- Problem description:
Look through the listing below for the word "Filter" and copy every line where it occurs.

- Material shown:
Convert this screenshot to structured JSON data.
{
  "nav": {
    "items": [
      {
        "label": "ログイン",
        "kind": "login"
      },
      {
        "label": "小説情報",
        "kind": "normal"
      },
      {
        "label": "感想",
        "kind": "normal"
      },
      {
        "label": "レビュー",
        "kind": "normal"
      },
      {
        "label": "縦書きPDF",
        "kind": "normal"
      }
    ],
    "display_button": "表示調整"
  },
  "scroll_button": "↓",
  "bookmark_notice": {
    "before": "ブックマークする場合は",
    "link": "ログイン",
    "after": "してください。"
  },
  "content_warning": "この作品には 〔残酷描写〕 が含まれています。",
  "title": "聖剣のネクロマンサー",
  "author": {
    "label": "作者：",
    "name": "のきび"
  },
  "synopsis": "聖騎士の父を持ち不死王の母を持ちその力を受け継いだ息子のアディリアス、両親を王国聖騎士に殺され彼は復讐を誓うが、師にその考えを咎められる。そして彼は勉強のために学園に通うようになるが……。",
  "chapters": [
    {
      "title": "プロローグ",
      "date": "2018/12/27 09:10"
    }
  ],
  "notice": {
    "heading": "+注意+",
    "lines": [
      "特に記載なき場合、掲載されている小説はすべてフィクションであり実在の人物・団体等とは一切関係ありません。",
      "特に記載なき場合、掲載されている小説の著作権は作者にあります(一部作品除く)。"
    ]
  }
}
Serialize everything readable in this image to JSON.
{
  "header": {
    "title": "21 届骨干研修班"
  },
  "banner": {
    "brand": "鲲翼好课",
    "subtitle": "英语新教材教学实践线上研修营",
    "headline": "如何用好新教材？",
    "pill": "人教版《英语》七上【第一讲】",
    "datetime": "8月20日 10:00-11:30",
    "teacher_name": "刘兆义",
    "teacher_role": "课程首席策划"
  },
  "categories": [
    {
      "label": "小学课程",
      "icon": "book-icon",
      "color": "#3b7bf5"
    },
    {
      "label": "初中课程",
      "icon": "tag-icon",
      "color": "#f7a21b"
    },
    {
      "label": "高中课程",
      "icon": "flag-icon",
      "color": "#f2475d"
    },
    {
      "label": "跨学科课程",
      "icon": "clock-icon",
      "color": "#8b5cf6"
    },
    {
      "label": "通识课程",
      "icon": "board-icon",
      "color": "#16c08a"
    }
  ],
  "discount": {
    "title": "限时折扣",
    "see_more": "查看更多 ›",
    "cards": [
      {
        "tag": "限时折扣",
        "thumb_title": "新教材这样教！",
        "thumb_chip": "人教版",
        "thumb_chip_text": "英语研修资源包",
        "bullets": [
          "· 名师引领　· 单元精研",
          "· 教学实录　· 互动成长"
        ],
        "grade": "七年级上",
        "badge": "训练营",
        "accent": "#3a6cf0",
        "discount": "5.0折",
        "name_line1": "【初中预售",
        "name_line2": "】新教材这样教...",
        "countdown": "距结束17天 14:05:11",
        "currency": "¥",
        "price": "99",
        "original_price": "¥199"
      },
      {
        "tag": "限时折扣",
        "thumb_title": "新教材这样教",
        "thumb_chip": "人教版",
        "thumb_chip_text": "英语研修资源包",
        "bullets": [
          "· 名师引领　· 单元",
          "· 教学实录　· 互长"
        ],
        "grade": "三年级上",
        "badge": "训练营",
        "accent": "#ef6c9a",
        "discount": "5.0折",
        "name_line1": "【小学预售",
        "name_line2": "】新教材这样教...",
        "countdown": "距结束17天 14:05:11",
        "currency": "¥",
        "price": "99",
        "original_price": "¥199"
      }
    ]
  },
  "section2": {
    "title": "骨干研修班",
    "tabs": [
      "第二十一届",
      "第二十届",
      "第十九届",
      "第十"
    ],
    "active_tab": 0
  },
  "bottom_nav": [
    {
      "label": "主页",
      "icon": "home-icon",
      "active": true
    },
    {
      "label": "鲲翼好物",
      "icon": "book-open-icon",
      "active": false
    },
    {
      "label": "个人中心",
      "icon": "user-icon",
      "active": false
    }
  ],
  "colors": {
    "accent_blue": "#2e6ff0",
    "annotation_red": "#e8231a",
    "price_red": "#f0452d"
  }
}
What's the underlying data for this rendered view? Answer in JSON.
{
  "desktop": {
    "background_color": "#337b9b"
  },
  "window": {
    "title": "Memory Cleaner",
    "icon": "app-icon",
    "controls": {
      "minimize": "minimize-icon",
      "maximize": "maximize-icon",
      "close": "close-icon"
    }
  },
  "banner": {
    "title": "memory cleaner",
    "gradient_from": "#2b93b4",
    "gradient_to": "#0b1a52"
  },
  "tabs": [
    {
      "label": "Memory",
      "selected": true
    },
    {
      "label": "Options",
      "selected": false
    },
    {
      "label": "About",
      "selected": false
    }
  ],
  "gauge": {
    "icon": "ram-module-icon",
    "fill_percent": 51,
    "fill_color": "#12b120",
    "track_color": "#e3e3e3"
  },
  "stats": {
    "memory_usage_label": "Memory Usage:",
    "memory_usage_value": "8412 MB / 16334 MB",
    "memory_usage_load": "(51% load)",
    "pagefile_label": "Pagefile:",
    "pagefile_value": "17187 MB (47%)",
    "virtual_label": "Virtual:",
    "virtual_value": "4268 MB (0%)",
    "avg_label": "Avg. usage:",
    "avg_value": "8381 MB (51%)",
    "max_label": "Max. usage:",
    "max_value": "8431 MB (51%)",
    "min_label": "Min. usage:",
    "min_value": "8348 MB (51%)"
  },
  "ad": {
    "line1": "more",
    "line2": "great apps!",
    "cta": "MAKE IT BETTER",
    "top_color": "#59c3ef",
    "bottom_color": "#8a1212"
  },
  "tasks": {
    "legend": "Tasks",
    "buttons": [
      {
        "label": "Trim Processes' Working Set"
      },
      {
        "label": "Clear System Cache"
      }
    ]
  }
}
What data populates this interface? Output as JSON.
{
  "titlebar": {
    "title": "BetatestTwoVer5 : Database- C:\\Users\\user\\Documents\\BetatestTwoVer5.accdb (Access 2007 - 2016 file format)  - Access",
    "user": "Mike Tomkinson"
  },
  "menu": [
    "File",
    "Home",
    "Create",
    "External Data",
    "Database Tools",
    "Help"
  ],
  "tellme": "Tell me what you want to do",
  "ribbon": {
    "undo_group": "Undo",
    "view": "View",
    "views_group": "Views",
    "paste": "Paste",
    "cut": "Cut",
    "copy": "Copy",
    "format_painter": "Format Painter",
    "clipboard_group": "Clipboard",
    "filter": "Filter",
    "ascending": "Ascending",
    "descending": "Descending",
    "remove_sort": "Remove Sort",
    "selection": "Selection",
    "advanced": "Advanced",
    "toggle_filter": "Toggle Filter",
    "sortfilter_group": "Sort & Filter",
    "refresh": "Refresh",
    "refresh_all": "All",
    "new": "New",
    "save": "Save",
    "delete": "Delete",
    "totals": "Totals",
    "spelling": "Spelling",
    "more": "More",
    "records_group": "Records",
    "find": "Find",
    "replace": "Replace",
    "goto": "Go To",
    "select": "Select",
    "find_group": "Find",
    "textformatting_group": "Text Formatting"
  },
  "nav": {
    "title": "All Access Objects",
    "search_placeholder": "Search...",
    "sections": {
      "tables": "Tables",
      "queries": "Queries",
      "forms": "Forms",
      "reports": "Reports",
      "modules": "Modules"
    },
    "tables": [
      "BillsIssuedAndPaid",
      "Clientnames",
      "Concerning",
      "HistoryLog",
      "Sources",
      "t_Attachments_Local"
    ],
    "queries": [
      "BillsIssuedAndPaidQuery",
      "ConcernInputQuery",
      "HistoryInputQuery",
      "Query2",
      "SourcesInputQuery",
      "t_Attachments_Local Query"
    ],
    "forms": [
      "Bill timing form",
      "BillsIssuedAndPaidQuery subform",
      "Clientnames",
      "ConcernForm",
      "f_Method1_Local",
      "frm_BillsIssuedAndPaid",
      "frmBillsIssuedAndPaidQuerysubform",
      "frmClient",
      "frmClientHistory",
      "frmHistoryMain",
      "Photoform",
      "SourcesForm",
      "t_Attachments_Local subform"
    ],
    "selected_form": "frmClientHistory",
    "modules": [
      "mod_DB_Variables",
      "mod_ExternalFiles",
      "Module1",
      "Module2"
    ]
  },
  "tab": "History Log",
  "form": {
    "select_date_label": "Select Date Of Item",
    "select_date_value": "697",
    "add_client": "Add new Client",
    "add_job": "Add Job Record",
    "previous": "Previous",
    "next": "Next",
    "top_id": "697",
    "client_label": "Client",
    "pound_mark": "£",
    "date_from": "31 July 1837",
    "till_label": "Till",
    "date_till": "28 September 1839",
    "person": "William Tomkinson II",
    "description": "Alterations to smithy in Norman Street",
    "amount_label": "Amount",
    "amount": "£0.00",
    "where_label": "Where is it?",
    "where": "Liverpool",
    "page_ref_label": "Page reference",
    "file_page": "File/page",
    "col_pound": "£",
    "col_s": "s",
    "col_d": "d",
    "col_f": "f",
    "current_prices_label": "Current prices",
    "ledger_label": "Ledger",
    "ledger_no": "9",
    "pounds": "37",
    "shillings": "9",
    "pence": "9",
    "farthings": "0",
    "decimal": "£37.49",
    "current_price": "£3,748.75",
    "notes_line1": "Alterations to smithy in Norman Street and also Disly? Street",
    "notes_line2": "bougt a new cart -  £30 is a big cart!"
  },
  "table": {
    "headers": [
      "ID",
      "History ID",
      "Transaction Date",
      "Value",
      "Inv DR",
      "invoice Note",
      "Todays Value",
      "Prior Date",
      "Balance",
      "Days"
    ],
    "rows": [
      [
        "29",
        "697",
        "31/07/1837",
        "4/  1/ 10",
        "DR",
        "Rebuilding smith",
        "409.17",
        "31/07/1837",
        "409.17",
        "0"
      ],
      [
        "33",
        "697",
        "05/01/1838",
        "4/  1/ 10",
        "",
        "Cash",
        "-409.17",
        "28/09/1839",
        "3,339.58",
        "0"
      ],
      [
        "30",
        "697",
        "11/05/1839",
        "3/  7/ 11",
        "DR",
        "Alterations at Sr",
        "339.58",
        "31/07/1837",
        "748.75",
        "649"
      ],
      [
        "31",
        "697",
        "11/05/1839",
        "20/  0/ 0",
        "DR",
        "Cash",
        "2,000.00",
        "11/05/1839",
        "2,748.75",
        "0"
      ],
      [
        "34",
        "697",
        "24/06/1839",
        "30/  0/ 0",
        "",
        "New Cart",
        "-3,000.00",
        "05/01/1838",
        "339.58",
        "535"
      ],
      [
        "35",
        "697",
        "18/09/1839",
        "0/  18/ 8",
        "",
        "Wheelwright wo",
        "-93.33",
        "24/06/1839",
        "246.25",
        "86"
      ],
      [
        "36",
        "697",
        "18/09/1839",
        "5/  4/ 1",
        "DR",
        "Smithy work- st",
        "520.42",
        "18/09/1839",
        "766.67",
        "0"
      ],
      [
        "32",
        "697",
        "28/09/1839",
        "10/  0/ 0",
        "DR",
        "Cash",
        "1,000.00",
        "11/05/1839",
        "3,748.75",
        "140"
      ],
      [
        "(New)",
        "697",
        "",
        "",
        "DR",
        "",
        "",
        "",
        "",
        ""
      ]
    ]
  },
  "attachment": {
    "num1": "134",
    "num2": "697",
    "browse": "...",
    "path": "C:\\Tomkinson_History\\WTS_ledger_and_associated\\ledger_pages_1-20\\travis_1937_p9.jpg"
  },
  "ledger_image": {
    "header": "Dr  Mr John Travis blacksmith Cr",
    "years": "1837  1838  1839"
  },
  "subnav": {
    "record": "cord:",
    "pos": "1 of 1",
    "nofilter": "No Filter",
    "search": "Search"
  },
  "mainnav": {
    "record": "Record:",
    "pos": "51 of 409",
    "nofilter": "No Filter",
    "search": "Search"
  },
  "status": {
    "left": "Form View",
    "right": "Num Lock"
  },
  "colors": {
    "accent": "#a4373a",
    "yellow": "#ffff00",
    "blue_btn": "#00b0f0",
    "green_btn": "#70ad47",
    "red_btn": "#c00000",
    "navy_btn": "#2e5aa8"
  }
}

- Written response:
    "filter": "Filter",
    "toggle_filter": "Toggle Filter",
    "sortfilter_group": "Sort & Filter",
    "nofilter": "No Filter",
    "nofilter": "No Filter",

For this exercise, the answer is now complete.